In her first novel In Exile the author Alexandra Turney throws you into the Eternal city. The city itself is completely overlooked, which I actually rather enjoyed. However, it find the fact that the story seems so timeless quite symbolic because of its setting. The book itself is divided into three parts which are separated very logically. Each of the parts represents the emotions that mainly the protagonist Grace, but also her friends Caroline and Sara are experiencing towards the god Dionysus.
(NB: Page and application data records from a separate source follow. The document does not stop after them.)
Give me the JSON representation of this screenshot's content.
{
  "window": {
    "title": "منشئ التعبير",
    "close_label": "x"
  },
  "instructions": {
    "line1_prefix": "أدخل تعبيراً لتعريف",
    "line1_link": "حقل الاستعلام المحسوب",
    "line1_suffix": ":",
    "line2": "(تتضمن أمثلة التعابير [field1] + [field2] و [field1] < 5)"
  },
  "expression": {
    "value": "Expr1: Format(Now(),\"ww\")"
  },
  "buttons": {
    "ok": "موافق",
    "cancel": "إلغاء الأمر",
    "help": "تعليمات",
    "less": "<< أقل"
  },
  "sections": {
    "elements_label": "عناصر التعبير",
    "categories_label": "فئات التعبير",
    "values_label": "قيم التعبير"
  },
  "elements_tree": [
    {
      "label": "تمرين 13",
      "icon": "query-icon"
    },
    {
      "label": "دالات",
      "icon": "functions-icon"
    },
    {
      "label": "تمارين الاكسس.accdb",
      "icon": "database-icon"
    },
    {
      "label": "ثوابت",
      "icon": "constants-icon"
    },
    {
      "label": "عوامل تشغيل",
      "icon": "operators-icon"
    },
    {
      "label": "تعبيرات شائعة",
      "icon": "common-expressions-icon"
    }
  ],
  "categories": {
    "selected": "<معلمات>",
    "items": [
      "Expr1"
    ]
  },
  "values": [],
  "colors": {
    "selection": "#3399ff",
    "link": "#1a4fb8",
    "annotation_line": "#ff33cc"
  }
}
On the very first page we are introduced to Dionysus who wakes up in modern Rome. He is instantly confronted with the fact that not a single soul worships him still. At the same moment, in the same city, a girl is bored to death. Her name is Grace. She is angsty, melodramatic, has questionable taste in (girl)friends and is longing for an adventure she will not forget. Little does she know that on an innocent walk she will encounter a stranger who will fill her with fear and love she has never felt before.
I have many opinions on this book, and also many emotions. At first the book was quite fast paced, then in the second part it slowed down tremendously. I hoped it would become a bit faster paced, which it did in the third part. I love the faster paced parts better. I simply felt as if at moments the author simply didn’t know how to fill the in-betweens and connect the main plot points. She didn’t do a bad job, far from that, it was simply noticeable to me.
The characters. Hmm. I longed to love them. Especially Caroline and Dionysus. Simply because those two seems like they had that unique dark potential I enjoy so much. However, Dionysus seem a bit flat most of the time. There were moments when we were given a glimpse into his thoughts, but they were short and simply not enough for me to connect with him. And Caroline was at the beginning simply unlikable, then I despised her, but when she became even more important to Grace that before I liked her a bit more. I simply feel like Caroline could have been given so much more depth and flesh. Sara was such an uninteresting character I know I will forget her quite soon.
I am not sure if all these things were ment to be this way, but they bugged me (except for the Sara part, I don’t really care about her).
In conclusion, this a fine book. It had a charming bit of greek mythology, which I always appreciate. When I started reading it I hadn’t heard it being compared to The Secret History by Donna Tartt, but I soon discovered it had the same vibe. I will not implicate that there is some sort of plagiarism here, because there isn’t! Simply, there are some similarities in the stories. The main reason I am mentioning this is because if you enjoyed The Secret History or any other dark academia novel then you will probably enjoy this one as well. Also, I just wanted to say that I really like the cover!
I received this book in exchange for an honest review.